Still, things could definitely be worse: one Web site puts the debt at repayment for the institution where I got the (useless?) graduate degree at nearly three times the debt figure I ended up with, and I was accepted by two schools in California which the Web site’s debt at repayment figures peg at more than four times the debt figure I ended up with. I would settle for a job doing manual labor, or one that requires me to be on my feet all day, but there’s a catch: I have a disability, which is part of the reason why I sought the graduate degree, which I hoped would put me in a better position to use my abilities without potential employers worrying so much about any liabilities I might have, but it hasn’t worked out that way.
It truly is a dog-eat-dog world. (I’ve often wondered if, in certain respects, Korihor wasn’t right, that we truly do “fare according to the management of the creature.”) I’ll admit I have marginal credentials as compared with the vast majority of the rest of the aspirants to this particular position.
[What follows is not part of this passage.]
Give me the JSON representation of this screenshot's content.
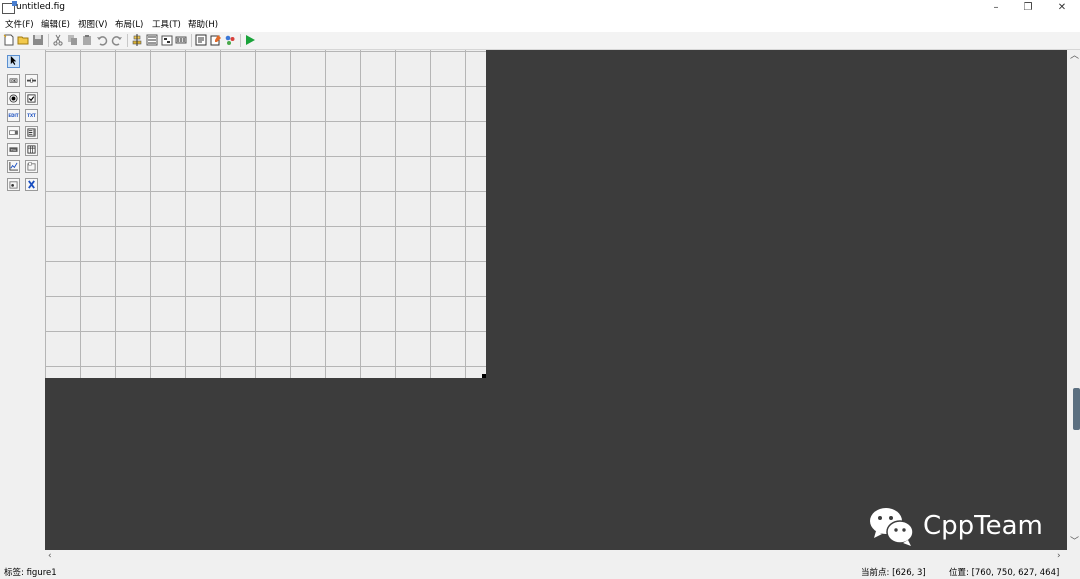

I’m not nearly the best qualified of the people who can’t get a job in this particular profession, and who, as a result, are working at Target, Wal-Mart, or Home Depot. There is a certain school of thought that says that if one is unable to pay educational debt, since student loan debt is not dischargeable in bankruptcy, the solution is simply to default. (Yeah, it’ll destroy your credit, perhaps permanently, but …) I have lived at poverty level, during my graduate education and beyond. While that meant that, yes, I was eligible for certain government benefits during my education that gave me a temporary “leg up” on my student colleagues who were living entirely off of student loans, while there are many with whom I WOULDN’T trade their current places for mine, there are more than a few with whom I would.
As for prohibitive student loans and the prospect of defaulting, while I admit that this would be impossible without a good deal of family support, poverty-level income notwithstanding, I have paid every single cent due on my student loans in the last ten years.